"Ron acknowledges that specific procedures probably will not transfer directly from Ben Gurion to Logan or to other U.S. airports. Ben Gurion, for example, is relatively small. It deals with 6 to 10 million passengers a year, whereas 25 to 30 million passengers move through Logan. Ron also notes that while the terrorist threat in Israel is similar to the threat posed by terrorists to U.S. airports, the level of intensity is lower in the U.S."
Israel's policy in short: it's all about the people, stupid. Profile everyone, assess terrorism risk, respond accordingly.

Final Thoughts

Like Melissa Clouthier, I too was selected to be randomly screened at an airport shortly after 9/11, while traveling (solo) with my kids (ages two and eight, at the time). I blame the gum that was all over the seat of my pants. Yay, kids! The incident happened at MCI in Kansas City. My two-year-old son was screaming because he thought, as the agent wanded me, that I was being harmed.
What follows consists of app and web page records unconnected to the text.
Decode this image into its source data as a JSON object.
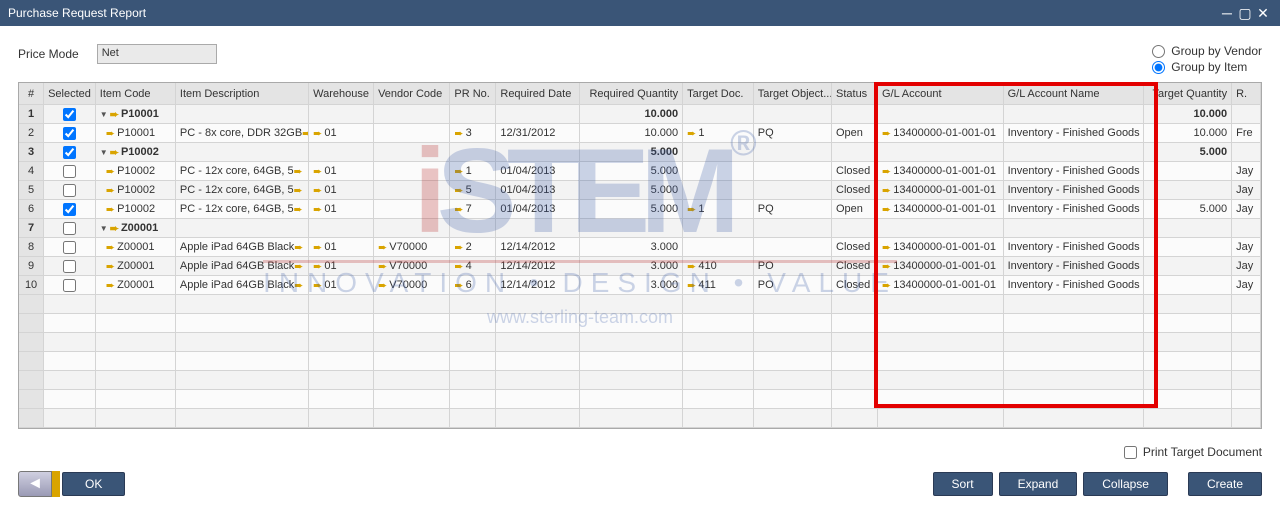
{
  "window": {
    "title": "Purchase Request Report"
  },
  "price_mode": {
    "label": "Price Mode",
    "value": "Net"
  },
  "group_opts": {
    "vendor": "Group by Vendor",
    "item": "Group by Item",
    "selected": "item"
  },
  "columns": {
    "rownum": "#",
    "sel": "Selected",
    "code": "Item Code",
    "desc": "Item Description",
    "wh": "Warehouse",
    "vcode": "Vendor Code",
    "pr": "PR No.",
    "rdate": "Required Date",
    "rqty": "Required Quantity",
    "tdoc": "Target Doc.",
    "tobj": "Target Object...",
    "stat": "Status",
    "gl": "G/L Account",
    "gln": "G/L Account Name",
    "tqty": "Target Quantity",
    "r": "R."
  },
  "rows": [
    {
      "n": "1",
      "sel": true,
      "group": true,
      "code": "P10001",
      "rqty": "10.000",
      "tqty": "10.000"
    },
    {
      "n": "2",
      "sel": true,
      "code": "P10001",
      "desc": "PC - 8x core, DDR 32GB",
      "wh": "01",
      "pr": "3",
      "rdate": "12/31/2012",
      "rqty": "10.000",
      "tdoc": "1",
      "tobj": "PQ",
      "stat": "Open",
      "gl": "13400000-01-001-01",
      "gln": "Inventory - Finished Goods",
      "tqty": "10.000",
      "r": "Fre"
    },
    {
      "n": "3",
      "sel": true,
      "group": true,
      "code": "P10002",
      "rqty": "5.000",
      "tqty": "5.000"
    },
    {
      "n": "4",
      "sel": false,
      "code": "P10002",
      "desc": "PC - 12x core, 64GB, 5",
      "wh": "01",
      "pr": "1",
      "rdate": "01/04/2013",
      "rqty": "5.000",
      "stat": "Closed",
      "gl": "13400000-01-001-01",
      "gln": "Inventory - Finished Goods",
      "r": "Jay"
    },
    {
      "n": "5",
      "sel": false,
      "code": "P10002",
      "desc": "PC - 12x core, 64GB, 5",
      "wh": "01",
      "pr": "5",
      "rdate": "01/04/2013",
      "rqty": "5.000",
      "stat": "Closed",
      "gl": "13400000-01-001-01",
      "gln": "Inventory - Finished Goods",
      "r": "Jay"
    },
    {
      "n": "6",
      "sel": true,
      "code": "P10002",
      "desc": "PC - 12x core, 64GB, 5",
      "wh": "01",
      "pr": "7",
      "rdate": "01/04/2013",
      "rqty": "5.000",
      "tdoc": "1",
      "tobj": "PQ",
      "stat": "Open",
      "gl": "13400000-01-001-01",
      "gln": "Inventory - Finished Goods",
      "tqty": "5.000",
      "r": "Jay"
    },
    {
      "n": "7",
      "sel": false,
      "group": true,
      "code": "Z00001"
    },
    {
      "n": "8",
      "sel": false,
      "code": "Z00001",
      "desc": "Apple iPad 64GB Black",
      "wh": "01",
      "vcode": "V70000",
      "pr": "2",
      "rdate": "12/14/2012",
      "rqty": "3.000",
      "stat": "Closed",
      "gl": "13400000-01-001-01",
      "gln": "Inventory - Finished Goods",
      "r": "Jay"
    },
    {
      "n": "9",
      "sel": false,
      "code": "Z00001",
      "desc": "Apple iPad 64GB Black",
      "wh": "01",
      "vcode": "V70000",
      "pr": "4",
      "rdate": "12/14/2012",
      "rqty": "3.000",
      "tdoc": "410",
      "tobj": "PO",
      "stat": "Closed",
      "gl": "13400000-01-001-01",
      "gln": "Inventory - Finished Goods",
      "r": "Jay"
    },
    {
      "n": "10",
      "sel": false,
      "code": "Z00001",
      "desc": "Apple iPad 64GB Black",
      "wh": "01",
      "vcode": "V70000",
      "pr": "6",
      "rdate": "12/14/2012",
      "rqty": "3.000",
      "tdoc": "411",
      "tobj": "PO",
      "stat": "Closed",
      "gl": "13400000-01-001-01",
      "gln": "Inventory - Finished Goods",
      "r": "Jay"
    }
  ],
  "print_target": "Print Target Document",
  "buttons": {
    "ok": "OK",
    "sort": "Sort",
    "expand": "Expand",
    "collapse": "Collapse",
    "create": "Create"
  },
  "watermark": {
    "brand": "iSTEM",
    "tag": "INNOVATION • DESIGN • VALUE",
    "url": "www.sterling-team.com"
  }
}
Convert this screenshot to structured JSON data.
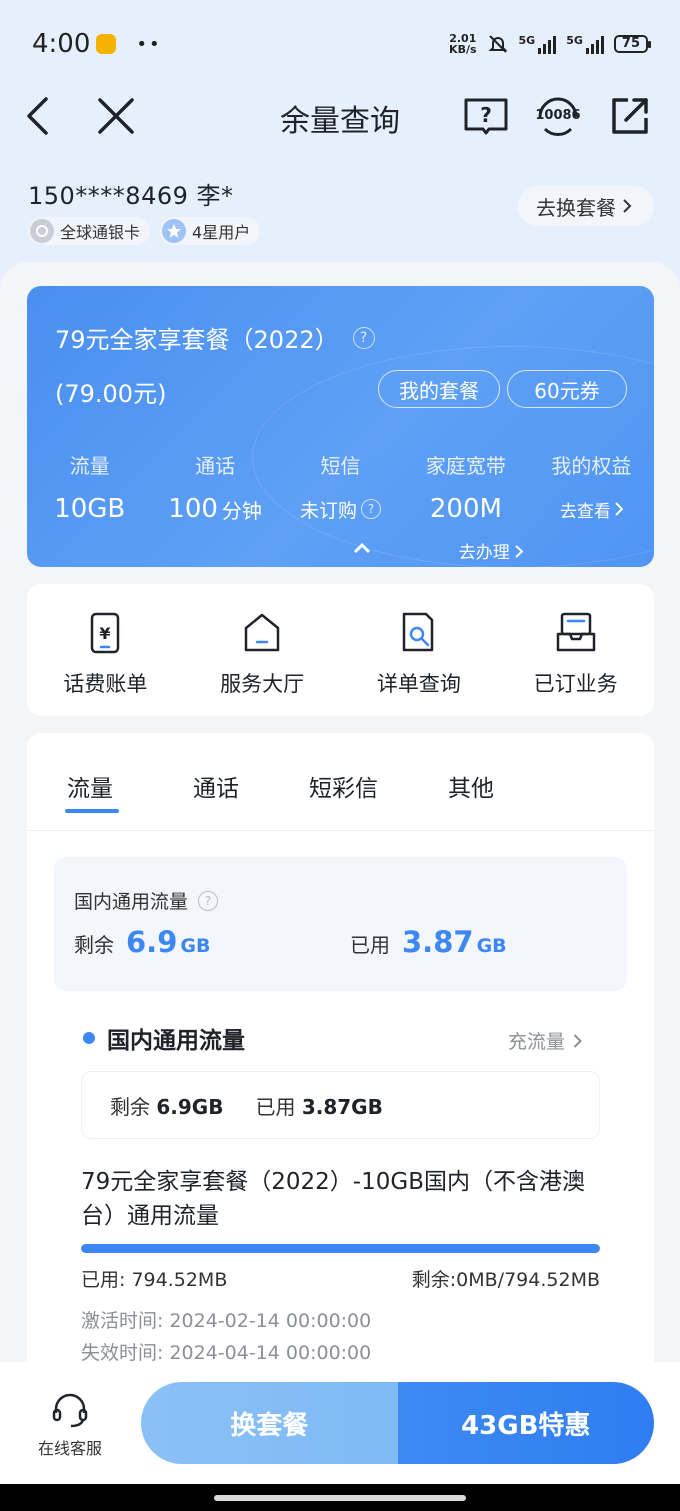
{
  "status": {
    "time": "4:00",
    "dots": "••",
    "net_speed_value": "2.01",
    "net_speed_unit": "KB/s",
    "sig1_label": "5G",
    "sig2_label": "5G",
    "battery": "75"
  },
  "nav": {
    "title": "余量查询",
    "hotline": "10086"
  },
  "user": {
    "phone": "150****8469 李*",
    "tags": [
      "全球通银卡",
      "4星用户"
    ],
    "change_plan": "去换套餐"
  },
  "plan": {
    "name": "79元全家享套餐（2022）",
    "price": "(79.00元)",
    "my_plan_btn": "我的套餐",
    "coupon_btn": "60元券",
    "stats": [
      {
        "label": "流量",
        "value": "10GB",
        "unit": ""
      },
      {
        "label": "通话",
        "value": "100",
        "unit": "分钟"
      },
      {
        "label": "短信",
        "value": "未订购",
        "unit": ""
      },
      {
        "label": "家庭宽带",
        "value": "200M",
        "unit": ""
      },
      {
        "label": "我的权益",
        "value": "去查看",
        "unit": ""
      }
    ],
    "go_handle": "去办理"
  },
  "shortcuts": [
    {
      "label": "话费账单",
      "icon": "phone-bill-icon"
    },
    {
      "label": "服务大厅",
      "icon": "home-icon"
    },
    {
      "label": "详单查询",
      "icon": "document-search-icon"
    },
    {
      "label": "已订业务",
      "icon": "inbox-icon"
    }
  ],
  "tabs": [
    "流量",
    "通话",
    "短彩信",
    "其他"
  ],
  "summary": {
    "title": "国内通用流量",
    "remain_label": "剩余",
    "remain_value": "6.9",
    "remain_unit": "GB",
    "used_label": "已用",
    "used_value": "3.87",
    "used_unit": "GB"
  },
  "section": {
    "title": "国内通用流量",
    "recharge": "充流量",
    "remain_label": "剩余",
    "remain_value": "6.9GB",
    "used_label": "已用",
    "used_value": "3.87GB"
  },
  "package": {
    "title": "79元全家享套餐（2022）-10GB国内（不含港澳台）通用流量",
    "used": "已用: 794.52MB",
    "remain": "剩余:0MB/794.52MB",
    "progress_fraction": 1.0,
    "activate": "激活时间: 2024-02-14 00:00:00",
    "expire": "失效时间: 2024-04-14 00:00:00"
  },
  "bottom": {
    "service": "在线客服",
    "change_plan": "换套餐",
    "offer": "43GB特惠"
  },
  "colors": {
    "accent": "#3d87f5",
    "card_blue": "#4a8ff0",
    "page_bg": "#e6f0fc"
  }
}
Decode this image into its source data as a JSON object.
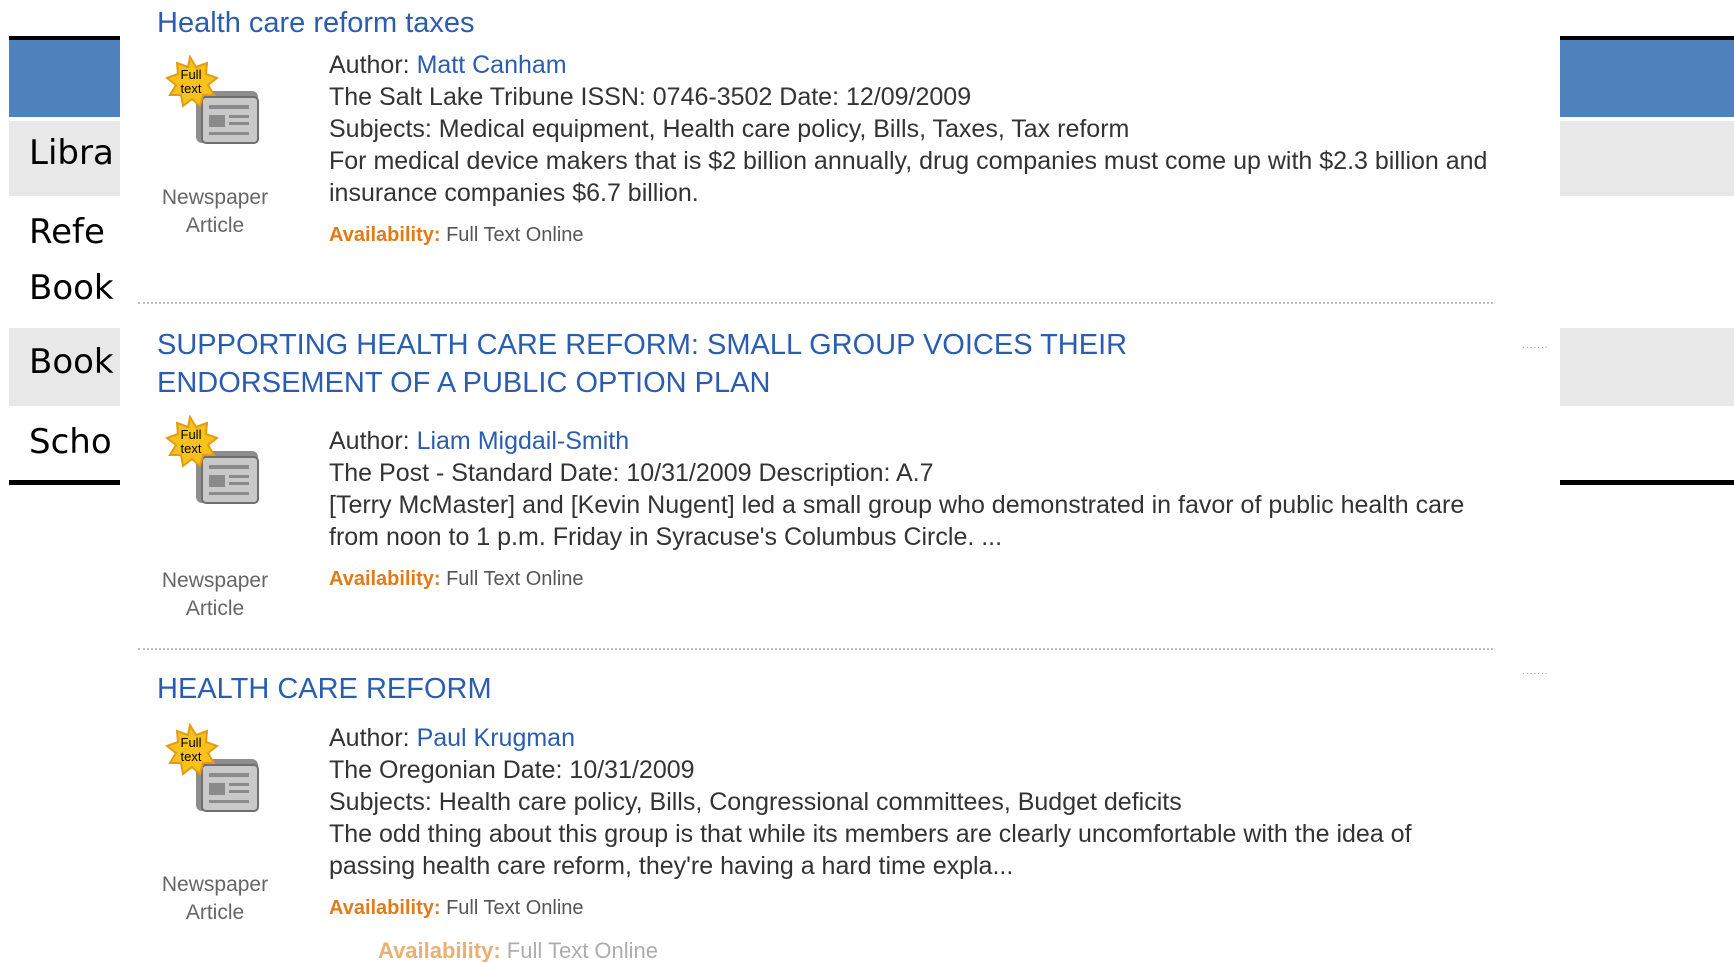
{
  "background_table": {
    "row1": "Libra",
    "row2_line1": "Refe",
    "row2_line2": "Book",
    "row3": "Book",
    "row4": "Scho"
  },
  "results": [
    {
      "title": "Health care reform taxes",
      "badge": "Full text",
      "type_line1": "Newspaper",
      "type_line2": "Article",
      "author_label": "Author:",
      "author": "Matt Canham",
      "source": "The Salt Lake Tribune ISSN: 0746-3502 Date: 12/09/2009",
      "subjects": "Subjects: Medical equipment, Health care policy, Bills, Taxes, Tax reform",
      "snippet": "For medical device makers that is $2 billion annually, drug companies must come up with $2.3 billion and insurance companies $6.7 billion.",
      "availability_label": "Availability:",
      "availability": "Full Text Online"
    },
    {
      "title": "SUPPORTING HEALTH CARE REFORM: SMALL GROUP VOICES THEIR ENDORSEMENT OF A PUBLIC OPTION PLAN",
      "title_line1": "SUPPORTING HEALTH CARE REFORM: SMALL GROUP VOICES THEIR",
      "title_line2": "ENDORSEMENT OF A PUBLIC OPTION PLAN",
      "badge": "Full text",
      "type_line1": "Newspaper",
      "type_line2": "Article",
      "author_label": "Author:",
      "author": "Liam Migdail-Smith",
      "source": "The Post - Standard Date: 10/31/2009 Description: A.7",
      "snippet": "[Terry McMaster] and [Kevin Nugent] led a small group who demonstrated in favor of public health care from noon to 1 p.m. Friday in Syracuse's Columbus Circle. ...",
      "availability_label": "Availability:",
      "availability": "Full Text Online"
    },
    {
      "title": "HEALTH CARE REFORM",
      "badge": "Full text",
      "type_line1": "Newspaper",
      "type_line2": "Article",
      "author_label": "Author:",
      "author": "Paul Krugman",
      "source": "The Oregonian Date: 10/31/2009",
      "subjects": "Subjects: Health care policy, Bills, Congressional committees, Budget deficits",
      "snippet": "The odd thing about this group is that while its members are clearly uncomfortable with the idea of passing health care reform, they're having a hard time expla...",
      "availability_label": "Availability:",
      "availability": "Full Text Online"
    }
  ],
  "ghost_line": {
    "label": "Availability:",
    "value": "Full Text Online"
  },
  "colors": {
    "link": "#2a5db0",
    "availability": "#e07b17",
    "header_blue": "#4f81bd",
    "badge": "#f7c21b"
  }
}
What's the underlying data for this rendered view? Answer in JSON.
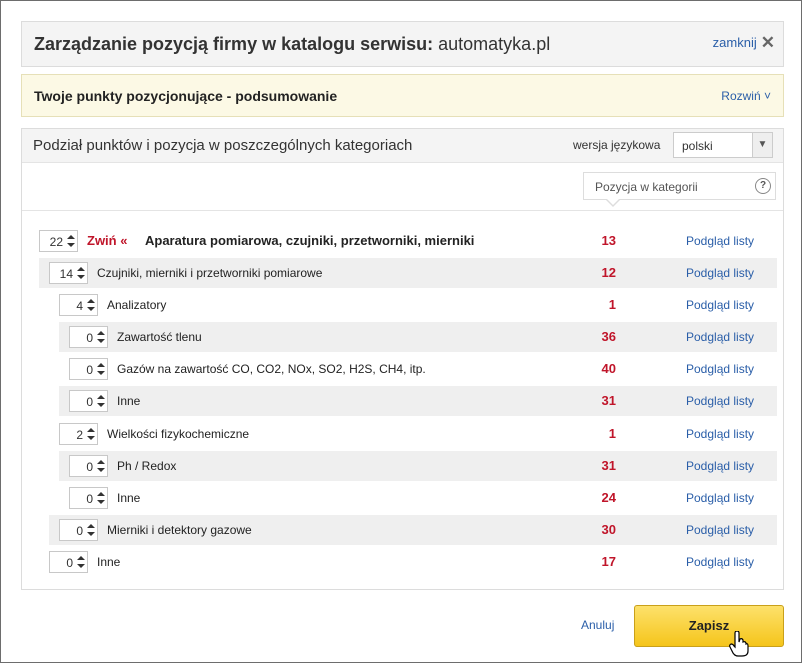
{
  "header": {
    "title_bold": "Zarządzanie pozycją firmy w katalogu serwisu:",
    "title_host": "automatyka.pl",
    "close_label": "zamknij",
    "close_icon": "close-icon"
  },
  "summary": {
    "title": "Twoje punkty pozycjonujące - podsumowanie",
    "expand_label": "Rozwiń"
  },
  "panel": {
    "title": "Podział punktów i pozycja w poszczególnych kategoriach",
    "language_label": "wersja językowa",
    "language_value": "polski",
    "position_header": "Pozycja w kategorii",
    "help_glyph": "?"
  },
  "rows": [
    {
      "points": "22",
      "collapse": "Zwiń «",
      "name": "Aparatura pomiarowa, czujniki, przetworniki, mierniki",
      "score": "13",
      "preview": "Podgląd listy"
    },
    {
      "points": "14",
      "name": "Czujniki, mierniki i przetworniki pomiarowe",
      "score": "12",
      "preview": "Podgląd listy"
    },
    {
      "points": "4",
      "name": "Analizatory",
      "score": "1",
      "preview": "Podgląd listy"
    },
    {
      "points": "0",
      "name": "Zawartość tlenu",
      "score": "36",
      "preview": "Podgląd listy"
    },
    {
      "points": "0",
      "name": "Gazów na zawartość CO, CO2, NOx, SO2, H2S, CH4, itp.",
      "score": "40",
      "preview": "Podgląd listy"
    },
    {
      "points": "0",
      "name": "Inne",
      "score": "31",
      "preview": "Podgląd listy"
    },
    {
      "points": "2",
      "name": "Wielkości fizykochemiczne",
      "score": "1",
      "preview": "Podgląd listy"
    },
    {
      "points": "0",
      "name": "Ph / Redox",
      "score": "31",
      "preview": "Podgląd listy"
    },
    {
      "points": "0",
      "name": "Inne",
      "score": "24",
      "preview": "Podgląd listy"
    },
    {
      "points": "0",
      "name": "Mierniki i detektory gazowe",
      "score": "30",
      "preview": "Podgląd listy"
    },
    {
      "points": "0",
      "name": "Inne",
      "score": "17",
      "preview": "Podgląd listy"
    }
  ],
  "footer": {
    "cancel_label": "Anuluj",
    "save_label": "Zapisz"
  },
  "colors": {
    "accent_red": "#c0152a",
    "link_blue": "#2a5ea8",
    "save_yellow": "#f5c51b"
  }
}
He was not in a stroller and kept coming over to me, the agent said "he cannot touch you". Another mommy who was also on our flight picked him up, he screamed louder, as me and my threatening self were cleared for takeoff.

According to the TSA's website, they're no longer causing separation anxiety:
"We will not ask you to do anything that will separate you from your child or children."
As of today, you and your children are subject to screening. Now that you know this, talk to your younglings about what's going to happen at the airport. There is a possibility that they will be patted down or wanded with a hand held metal detector, demonstrate these actions to them at home so that they know what to expect. And if you're one of those people with small children who's boycotting air travel until the TSA changes their policy, many thanks. Personally, I like my flights children free.

1 comment:

  1. Great post. I have been saying for years that we have to look at what the Israelis are doing.